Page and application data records
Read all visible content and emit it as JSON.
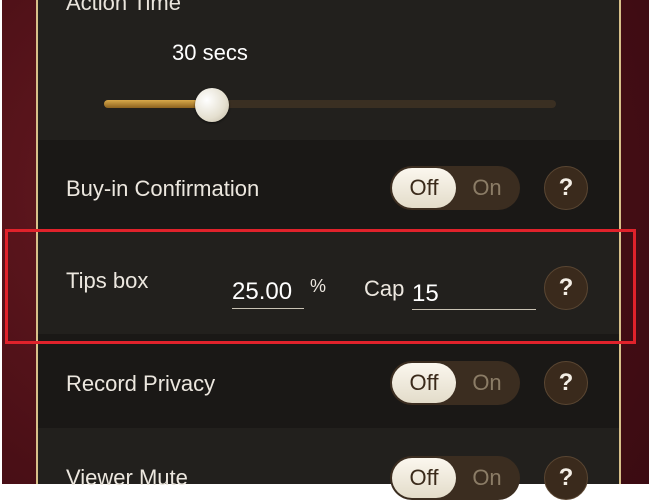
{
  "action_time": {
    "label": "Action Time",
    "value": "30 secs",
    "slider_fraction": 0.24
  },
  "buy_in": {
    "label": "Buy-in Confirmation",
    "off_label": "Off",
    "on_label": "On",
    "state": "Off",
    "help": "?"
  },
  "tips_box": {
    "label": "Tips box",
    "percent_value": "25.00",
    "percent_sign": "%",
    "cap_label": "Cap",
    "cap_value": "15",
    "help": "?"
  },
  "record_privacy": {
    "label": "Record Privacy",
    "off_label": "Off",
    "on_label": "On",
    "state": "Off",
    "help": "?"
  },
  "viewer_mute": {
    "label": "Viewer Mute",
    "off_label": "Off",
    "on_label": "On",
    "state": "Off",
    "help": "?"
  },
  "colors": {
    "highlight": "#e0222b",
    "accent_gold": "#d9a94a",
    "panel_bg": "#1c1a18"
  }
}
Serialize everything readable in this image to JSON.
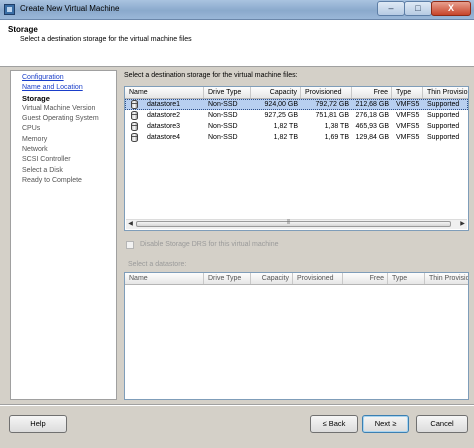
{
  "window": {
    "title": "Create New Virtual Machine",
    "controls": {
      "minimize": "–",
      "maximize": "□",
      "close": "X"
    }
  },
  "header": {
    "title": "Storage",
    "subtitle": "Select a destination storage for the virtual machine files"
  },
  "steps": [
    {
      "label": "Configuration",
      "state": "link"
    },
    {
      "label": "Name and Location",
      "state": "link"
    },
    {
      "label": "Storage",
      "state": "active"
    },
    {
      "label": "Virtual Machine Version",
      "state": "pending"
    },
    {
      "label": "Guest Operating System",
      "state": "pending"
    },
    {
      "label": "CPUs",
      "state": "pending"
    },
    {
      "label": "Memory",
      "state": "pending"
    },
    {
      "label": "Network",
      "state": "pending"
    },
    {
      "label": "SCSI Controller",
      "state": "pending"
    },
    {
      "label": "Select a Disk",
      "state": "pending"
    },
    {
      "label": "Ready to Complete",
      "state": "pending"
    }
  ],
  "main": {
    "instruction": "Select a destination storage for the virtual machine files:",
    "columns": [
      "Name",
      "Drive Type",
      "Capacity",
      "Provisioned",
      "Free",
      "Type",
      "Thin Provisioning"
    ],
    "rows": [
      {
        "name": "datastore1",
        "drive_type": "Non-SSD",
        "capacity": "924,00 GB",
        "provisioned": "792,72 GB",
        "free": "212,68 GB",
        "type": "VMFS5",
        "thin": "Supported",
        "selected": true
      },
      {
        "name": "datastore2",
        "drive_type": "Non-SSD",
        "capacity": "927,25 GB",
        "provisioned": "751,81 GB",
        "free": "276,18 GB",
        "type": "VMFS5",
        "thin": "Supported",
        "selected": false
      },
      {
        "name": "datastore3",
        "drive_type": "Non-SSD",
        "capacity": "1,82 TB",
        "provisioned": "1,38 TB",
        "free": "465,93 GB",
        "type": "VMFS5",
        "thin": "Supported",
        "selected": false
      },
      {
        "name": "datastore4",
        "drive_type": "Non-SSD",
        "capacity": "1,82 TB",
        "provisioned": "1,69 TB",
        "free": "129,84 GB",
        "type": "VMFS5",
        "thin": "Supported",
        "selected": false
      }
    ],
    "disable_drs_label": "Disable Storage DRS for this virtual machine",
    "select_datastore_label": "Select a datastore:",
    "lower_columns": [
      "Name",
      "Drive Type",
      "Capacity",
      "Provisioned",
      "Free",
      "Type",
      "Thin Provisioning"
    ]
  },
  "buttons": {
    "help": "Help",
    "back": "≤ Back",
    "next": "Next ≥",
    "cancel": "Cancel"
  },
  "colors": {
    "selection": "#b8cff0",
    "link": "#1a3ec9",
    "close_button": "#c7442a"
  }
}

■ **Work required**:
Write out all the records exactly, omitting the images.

■ **Answer for this exercise**:
Read all visible content and emit it as JSON.
{
  "action_time": {
    "label": "Action Time",
    "value": "30 secs",
    "slider_fraction": 0.24
  },
  "buy_in": {
    "label": "Buy-in Confirmation",
    "off_label": "Off",
    "on_label": "On",
    "state": "Off",
    "help": "?"
  },
  "tips_box": {
    "label": "Tips box",
    "percent_value": "25.00",
    "percent_sign": "%",
    "cap_label": "Cap",
    "cap_value": "15",
    "help": "?"
  },
  "record_privacy": {
    "label": "Record Privacy",
    "off_label": "Off",
    "on_label": "On",
    "state": "Off",
    "help": "?"
  },
  "viewer_mute": {
    "label": "Viewer Mute",
    "off_label": "Off",
    "on_label": "On",
    "state": "Off",
    "help": "?"
  },
  "colors": {
    "highlight": "#e0222b",
    "accent_gold": "#d9a94a",
    "panel_bg": "#1c1a18"
  }
}
Serialize everything readable in this image to JSON.
{
  "window": {
    "title": "Create New Virtual Machine",
    "controls": {
      "minimize": "–",
      "maximize": "□",
      "close": "X"
    }
  },
  "header": {
    "title": "Storage",
    "subtitle": "Select a destination storage for the virtual machine files"
  },
  "steps": [
    {
      "label": "Configuration",
      "state": "link"
    },
    {
      "label": "Name and Location",
      "state": "link"
    },
    {
      "label": "Storage",
      "state": "active"
    },
    {
      "label": "Virtual Machine Version",
      "state": "pending"
    },
    {
      "label": "Guest Operating System",
      "state": "pending"
    },
    {
      "label": "CPUs",
      "state": "pending"
    },
    {
      "label": "Memory",
      "state": "pending"
    },
    {
      "label": "Network",
      "state": "pending"
    },
    {
      "label": "SCSI Controller",
      "state": "pending"
    },
    {
      "label": "Select a Disk",
      "state": "pending"
    },
    {
      "label": "Ready to Complete",
      "state": "pending"
    }
  ],
  "main": {
    "instruction": "Select a destination storage for the virtual machine files:",
    "columns": [
      "Name",
      "Drive Type",
      "Capacity",
      "Provisioned",
      "Free",
      "Type",
      "Thin Provisioning"
    ],
    "rows": [
      {
        "name": "datastore1",
        "drive_type": "Non-SSD",
        "capacity": "924,00 GB",
        "provisioned": "792,72 GB",
        "free": "212,68 GB",
        "type": "VMFS5",
        "thin": "Supported",
        "selected": true
      },
      {
        "name": "datastore2",
        "drive_type": "Non-SSD",
        "capacity": "927,25 GB",
        "provisioned": "751,81 GB",
        "free": "276,18 GB",
        "type": "VMFS5",
        "thin": "Supported",
        "selected": false
      },
      {
        "name": "datastore3",
        "drive_type": "Non-SSD",
        "capacity": "1,82 TB",
        "provisioned": "1,38 TB",
        "free": "465,93 GB",
        "type": "VMFS5",
        "thin": "Supported",
        "selected": false
      },
      {
        "name": "datastore4",
        "drive_type": "Non-SSD",
        "capacity": "1,82 TB",
        "provisioned": "1,69 TB",
        "free": "129,84 GB",
        "type": "VMFS5",
        "thin": "Supported",
        "selected": false
      }
    ],
    "disable_drs_label": "Disable Storage DRS for this virtual machine",
    "select_datastore_label": "Select a datastore:",
    "lower_columns": [
      "Name",
      "Drive Type",
      "Capacity",
      "Provisioned",
      "Free",
      "Type",
      "Thin Provisioning"
    ]
  },
  "buttons": {
    "help": "Help",
    "back": "≤ Back",
    "next": "Next ≥",
    "cancel": "Cancel"
  },
  "colors": {
    "selection": "#b8cff0",
    "link": "#1a3ec9",
    "close_button": "#c7442a"
  }
}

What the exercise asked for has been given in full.